Wednesday nights are crunch times for Danielle DeAngelis, a recent Ramapo graduate now working as an associate editor at the Sun Newspapers in South Jersey. It’s been this way since she became an editor at The Ramapo News in 2019, where print is Thursday too.
DeAngelis began her career with the Ramapo News as a staff writer, then joined on as sports editor before being promoted to editor-in-chief for the 2020-2021 school year. She had the unique experience of running the publication during a fully virtual year, which presented challenges other editors had never encountered before.
“Being editor-in-chief during the pandemic wasn't an ideal experience, but it helped me improve my online news writing skills as well as learn more about search engine optimization and remote collaboration,” DeAngelis said. “There was barely any personal interaction with the staff. But to combat this, I brainstormed online friendly ideas to enhance engagement on the website and improve staff communication.”
Some of the inventive solutions DeAngelis came up with included live, virtual reporting of the 2020 election and launching a TikTok account for the newspaper. These creative reporting skills apply in her current position, where she does hyperlocal coverage for multiple towns.

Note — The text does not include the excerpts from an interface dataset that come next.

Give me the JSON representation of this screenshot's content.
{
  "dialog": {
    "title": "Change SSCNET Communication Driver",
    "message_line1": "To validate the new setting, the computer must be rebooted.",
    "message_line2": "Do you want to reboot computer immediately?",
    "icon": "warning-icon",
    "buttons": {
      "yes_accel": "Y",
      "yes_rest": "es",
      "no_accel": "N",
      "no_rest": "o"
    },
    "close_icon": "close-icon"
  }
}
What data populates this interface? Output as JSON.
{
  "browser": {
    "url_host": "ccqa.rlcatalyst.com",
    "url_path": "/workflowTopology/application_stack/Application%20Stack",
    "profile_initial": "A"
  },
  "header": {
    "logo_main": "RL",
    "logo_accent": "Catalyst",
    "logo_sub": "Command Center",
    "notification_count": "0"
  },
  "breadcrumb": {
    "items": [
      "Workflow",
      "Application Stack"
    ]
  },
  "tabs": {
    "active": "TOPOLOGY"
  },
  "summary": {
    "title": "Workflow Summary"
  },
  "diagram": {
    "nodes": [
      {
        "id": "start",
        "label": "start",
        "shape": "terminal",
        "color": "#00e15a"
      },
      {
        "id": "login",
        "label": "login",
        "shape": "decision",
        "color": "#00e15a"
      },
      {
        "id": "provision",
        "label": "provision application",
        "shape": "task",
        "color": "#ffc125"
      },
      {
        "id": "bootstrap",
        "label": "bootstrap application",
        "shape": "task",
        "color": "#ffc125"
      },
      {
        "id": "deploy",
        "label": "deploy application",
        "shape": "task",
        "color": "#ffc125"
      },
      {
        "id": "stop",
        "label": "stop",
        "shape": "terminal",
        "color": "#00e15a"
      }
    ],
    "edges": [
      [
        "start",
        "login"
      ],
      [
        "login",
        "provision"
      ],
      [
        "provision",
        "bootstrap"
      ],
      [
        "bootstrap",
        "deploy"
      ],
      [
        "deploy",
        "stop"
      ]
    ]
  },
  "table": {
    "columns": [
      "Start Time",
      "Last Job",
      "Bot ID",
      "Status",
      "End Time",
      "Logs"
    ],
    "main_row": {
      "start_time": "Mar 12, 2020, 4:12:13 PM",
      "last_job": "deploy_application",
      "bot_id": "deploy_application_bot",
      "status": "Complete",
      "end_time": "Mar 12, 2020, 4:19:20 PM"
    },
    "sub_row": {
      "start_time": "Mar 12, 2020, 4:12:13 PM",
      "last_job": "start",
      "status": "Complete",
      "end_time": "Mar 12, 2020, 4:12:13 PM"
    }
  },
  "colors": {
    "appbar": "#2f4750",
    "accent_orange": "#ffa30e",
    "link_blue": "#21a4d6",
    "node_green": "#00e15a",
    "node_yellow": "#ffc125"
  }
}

“I write five articles a week for work, which is parallel to the amount of work I did weekly at The Ramapo News,” DeAngelis said. “And creating daily posts for their website and social media accounts were skills I learned during my college career, so it was an easy transition.”
While many people come into college unsure of their path, DeAngelis has always known she wanted to be a writer, and a journalism class in high school showed her that it was the path she wanted to pursue. She says Ramapo’s focus on online publication was something that drew her to the program.
Her role now is largely work-from-home, which mirrors her experience as EIC. DeAngelis says she has her sights set on a different kind of role in the future, though.
“While working in a smaller newsroom and for smaller towns is nice because you have personal connection with some of the residents and municipalities,” DeAngelis said. “My goal is working for a larger corporation, specifically a magazine so I can contribute my creative writing skills in the editorial style.”
DeAngelis acquired years of experience even before graduating last year and saw that time as important to her growth as a writer.
“It was a great experience working in an active newsroom environment, and I was there during the most newsworthy time in my life: the COVID-19 pandemic, the rise of the Black Lives Matter movement and the 2020 election were all crucial topics to each section,” she said.
Having been EIC while balancing a full class schedule and other involvements, DeAngelis sees her time on the team as one of the most important parts of her education.
“To be honest, there were times that I put news first, classwork second,” she said. “Being in my professional life now, I have no regrets as the news taught me the most.”